“The print media blitz has been supplemented by Mississippi-based web logs (blogs) that report, in excruciating detail, every event in the prosecution and defense of the Scruggs criminal case, the criminal contempt case against Scruggs in Alabama, the recently dismissed State Farm case against Attorney General Hood and the various cases in which State Farm has sought Scruggs’s testimony,” wrote Scruggs’ attorney, John Keker of San Francisco.
“The stories at times border on the ridiculous. Articles and blog postings have detailed the Scruggs family’s annual Christmas party; the flight of Scruggs’s private plane to Dallas for a maintenance visit; and the efforts of Joey Langston to sell his ski house at Telluride.”
To Lange, it’s all proof that his site is having its intended effect — dispersing as much information as possible.
“It’s very obvious to me that lawyers on both sides of the Scruggs criminal case are watching,” Lange said. “Obviously, the blog coverage has been mentioned in various court pleadings. However, we are also seeing little signs such as some court filings being scanned instead of electronically converted so that those PDF files are not text-searchable.
“They are now keenly aware of what happens to their work product once it gets in the public domain.”
And the public demands even the most intimate details of the case.
“There’s an old saying that Mississippi is a club, not a state,” Lange said. “Mississippi is so small that just about everyone in the state has had some personal interaction with at least one of the players in this tragedy, so it’s compelling on an individual level.

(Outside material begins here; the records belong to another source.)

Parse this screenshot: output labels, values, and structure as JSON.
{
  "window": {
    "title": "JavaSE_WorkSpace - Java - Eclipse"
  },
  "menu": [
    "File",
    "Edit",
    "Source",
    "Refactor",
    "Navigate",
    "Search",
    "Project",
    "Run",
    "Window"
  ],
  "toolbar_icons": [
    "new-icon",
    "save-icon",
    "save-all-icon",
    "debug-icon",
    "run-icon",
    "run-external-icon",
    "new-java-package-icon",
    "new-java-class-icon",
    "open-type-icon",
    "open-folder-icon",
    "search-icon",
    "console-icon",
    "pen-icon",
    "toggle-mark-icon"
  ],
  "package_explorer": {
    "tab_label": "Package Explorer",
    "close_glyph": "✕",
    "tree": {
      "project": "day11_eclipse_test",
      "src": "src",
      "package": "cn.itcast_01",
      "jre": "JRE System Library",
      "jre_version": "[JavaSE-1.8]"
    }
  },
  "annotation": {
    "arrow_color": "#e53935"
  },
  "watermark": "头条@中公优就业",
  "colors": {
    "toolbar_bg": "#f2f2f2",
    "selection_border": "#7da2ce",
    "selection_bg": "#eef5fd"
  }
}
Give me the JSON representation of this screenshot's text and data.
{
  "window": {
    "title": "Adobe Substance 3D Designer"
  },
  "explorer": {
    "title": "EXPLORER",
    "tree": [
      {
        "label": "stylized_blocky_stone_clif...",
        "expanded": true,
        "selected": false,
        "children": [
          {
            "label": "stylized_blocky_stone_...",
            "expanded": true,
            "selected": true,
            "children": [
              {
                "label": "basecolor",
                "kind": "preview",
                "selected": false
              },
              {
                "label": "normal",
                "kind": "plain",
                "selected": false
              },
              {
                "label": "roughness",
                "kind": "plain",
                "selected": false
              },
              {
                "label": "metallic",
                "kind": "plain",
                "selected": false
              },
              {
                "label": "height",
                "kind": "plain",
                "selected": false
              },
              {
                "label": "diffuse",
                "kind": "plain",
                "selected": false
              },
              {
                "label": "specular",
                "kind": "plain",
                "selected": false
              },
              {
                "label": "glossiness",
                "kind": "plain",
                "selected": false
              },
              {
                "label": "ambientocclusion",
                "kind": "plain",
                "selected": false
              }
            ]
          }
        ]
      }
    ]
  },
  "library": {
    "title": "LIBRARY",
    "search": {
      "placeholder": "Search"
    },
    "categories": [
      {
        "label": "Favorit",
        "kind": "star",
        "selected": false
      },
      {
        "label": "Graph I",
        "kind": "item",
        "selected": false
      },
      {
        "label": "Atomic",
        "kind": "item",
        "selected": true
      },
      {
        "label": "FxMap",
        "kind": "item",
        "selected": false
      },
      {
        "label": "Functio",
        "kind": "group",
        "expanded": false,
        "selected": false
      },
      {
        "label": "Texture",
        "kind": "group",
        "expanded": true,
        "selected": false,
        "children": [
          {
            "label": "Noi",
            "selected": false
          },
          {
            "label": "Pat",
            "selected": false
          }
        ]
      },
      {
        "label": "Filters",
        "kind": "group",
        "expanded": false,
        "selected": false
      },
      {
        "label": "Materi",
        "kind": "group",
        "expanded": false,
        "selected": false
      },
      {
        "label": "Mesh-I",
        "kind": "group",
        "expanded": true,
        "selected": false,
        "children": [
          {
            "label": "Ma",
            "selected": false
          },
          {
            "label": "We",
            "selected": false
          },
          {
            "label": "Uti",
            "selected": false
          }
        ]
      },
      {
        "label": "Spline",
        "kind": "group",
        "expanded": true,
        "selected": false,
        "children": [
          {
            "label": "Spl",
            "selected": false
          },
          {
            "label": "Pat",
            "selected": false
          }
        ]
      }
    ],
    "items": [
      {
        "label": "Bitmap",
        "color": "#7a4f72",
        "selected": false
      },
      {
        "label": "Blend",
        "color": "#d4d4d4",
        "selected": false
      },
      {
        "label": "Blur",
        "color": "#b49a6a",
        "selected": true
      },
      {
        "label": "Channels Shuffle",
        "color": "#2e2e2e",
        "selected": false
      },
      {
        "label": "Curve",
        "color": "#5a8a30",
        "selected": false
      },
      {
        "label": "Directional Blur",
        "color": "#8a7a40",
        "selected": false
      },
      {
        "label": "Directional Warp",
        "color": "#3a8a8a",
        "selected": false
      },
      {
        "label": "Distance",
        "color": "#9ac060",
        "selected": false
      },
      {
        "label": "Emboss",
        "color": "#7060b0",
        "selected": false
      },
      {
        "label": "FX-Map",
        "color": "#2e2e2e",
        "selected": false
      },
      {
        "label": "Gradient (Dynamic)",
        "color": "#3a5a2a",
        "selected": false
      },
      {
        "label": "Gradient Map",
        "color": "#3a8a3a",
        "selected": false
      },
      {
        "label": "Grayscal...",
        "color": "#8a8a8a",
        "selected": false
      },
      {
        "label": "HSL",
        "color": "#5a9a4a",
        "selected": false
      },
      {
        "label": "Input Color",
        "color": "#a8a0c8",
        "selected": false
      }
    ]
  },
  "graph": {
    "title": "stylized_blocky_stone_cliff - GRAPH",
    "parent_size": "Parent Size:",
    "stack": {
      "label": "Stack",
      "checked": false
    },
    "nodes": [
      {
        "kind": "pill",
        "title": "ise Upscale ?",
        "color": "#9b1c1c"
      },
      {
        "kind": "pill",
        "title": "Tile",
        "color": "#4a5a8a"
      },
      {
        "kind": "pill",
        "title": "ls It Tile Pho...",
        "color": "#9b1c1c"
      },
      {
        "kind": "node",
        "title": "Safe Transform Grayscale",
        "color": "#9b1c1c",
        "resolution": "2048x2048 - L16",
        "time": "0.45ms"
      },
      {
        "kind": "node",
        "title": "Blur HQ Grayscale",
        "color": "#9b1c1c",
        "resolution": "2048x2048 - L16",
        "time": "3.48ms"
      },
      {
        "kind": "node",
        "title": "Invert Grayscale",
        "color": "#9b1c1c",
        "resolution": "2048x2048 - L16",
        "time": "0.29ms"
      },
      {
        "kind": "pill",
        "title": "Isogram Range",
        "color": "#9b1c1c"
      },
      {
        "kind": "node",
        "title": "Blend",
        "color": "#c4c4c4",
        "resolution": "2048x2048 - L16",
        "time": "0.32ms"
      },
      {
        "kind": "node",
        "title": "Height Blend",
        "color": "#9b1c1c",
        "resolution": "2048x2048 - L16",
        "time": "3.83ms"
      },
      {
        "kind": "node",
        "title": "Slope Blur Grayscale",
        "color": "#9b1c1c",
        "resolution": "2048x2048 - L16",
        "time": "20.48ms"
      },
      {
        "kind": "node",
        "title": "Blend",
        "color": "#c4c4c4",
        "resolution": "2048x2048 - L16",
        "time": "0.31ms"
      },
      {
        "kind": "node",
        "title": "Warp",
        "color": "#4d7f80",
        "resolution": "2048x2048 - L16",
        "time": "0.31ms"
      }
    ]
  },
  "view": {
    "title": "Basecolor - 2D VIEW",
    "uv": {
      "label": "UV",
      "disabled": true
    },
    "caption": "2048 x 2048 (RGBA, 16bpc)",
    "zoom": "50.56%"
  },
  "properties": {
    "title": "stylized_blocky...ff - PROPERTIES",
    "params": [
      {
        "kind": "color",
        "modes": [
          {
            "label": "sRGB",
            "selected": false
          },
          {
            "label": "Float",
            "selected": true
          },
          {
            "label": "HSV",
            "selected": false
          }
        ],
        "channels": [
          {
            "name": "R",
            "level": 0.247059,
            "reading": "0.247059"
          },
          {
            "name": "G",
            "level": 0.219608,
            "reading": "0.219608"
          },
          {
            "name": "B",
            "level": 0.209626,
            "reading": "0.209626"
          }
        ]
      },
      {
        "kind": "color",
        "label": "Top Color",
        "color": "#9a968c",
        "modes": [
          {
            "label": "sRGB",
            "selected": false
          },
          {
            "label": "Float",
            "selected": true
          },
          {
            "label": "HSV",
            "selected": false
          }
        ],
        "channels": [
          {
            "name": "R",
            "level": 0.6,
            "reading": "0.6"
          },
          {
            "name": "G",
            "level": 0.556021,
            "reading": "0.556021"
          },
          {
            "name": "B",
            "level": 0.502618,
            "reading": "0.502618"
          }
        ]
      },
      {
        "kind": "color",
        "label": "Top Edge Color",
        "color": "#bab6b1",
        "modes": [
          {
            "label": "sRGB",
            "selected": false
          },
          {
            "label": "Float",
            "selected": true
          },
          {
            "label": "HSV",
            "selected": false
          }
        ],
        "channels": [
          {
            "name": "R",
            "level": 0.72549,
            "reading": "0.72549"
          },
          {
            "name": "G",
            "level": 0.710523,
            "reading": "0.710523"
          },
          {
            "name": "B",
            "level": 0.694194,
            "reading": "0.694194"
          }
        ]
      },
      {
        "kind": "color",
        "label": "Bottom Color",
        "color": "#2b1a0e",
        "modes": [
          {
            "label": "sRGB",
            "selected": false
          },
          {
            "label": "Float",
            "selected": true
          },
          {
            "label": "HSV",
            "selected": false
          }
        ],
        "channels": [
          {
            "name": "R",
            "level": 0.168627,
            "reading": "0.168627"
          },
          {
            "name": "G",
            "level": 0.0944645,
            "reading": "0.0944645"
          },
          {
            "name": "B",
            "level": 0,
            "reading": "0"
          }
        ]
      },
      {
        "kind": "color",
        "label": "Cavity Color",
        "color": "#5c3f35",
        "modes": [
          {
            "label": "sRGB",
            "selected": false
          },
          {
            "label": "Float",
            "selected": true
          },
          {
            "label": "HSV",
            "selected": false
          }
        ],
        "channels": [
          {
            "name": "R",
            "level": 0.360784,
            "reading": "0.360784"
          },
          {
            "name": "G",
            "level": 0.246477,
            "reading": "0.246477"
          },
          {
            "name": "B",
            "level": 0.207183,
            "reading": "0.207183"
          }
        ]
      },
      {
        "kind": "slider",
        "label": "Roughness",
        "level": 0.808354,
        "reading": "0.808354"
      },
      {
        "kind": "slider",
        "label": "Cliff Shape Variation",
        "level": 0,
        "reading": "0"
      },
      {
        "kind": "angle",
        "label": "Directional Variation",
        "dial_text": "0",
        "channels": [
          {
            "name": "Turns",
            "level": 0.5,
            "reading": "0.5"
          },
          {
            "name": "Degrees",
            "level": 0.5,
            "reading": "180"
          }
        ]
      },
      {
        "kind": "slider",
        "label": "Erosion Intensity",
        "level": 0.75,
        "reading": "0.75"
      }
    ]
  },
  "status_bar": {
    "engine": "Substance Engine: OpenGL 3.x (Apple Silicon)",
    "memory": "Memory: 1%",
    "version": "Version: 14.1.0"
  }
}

“It also involves a fall from grace of people who were well-known and larger than life. Dickie Scruggs, Jim Hood, Joey Langston, (former Attorney General) Mike Moore and Steve Patterson are all househould names in Mississippi and all are intimately involved in this story.”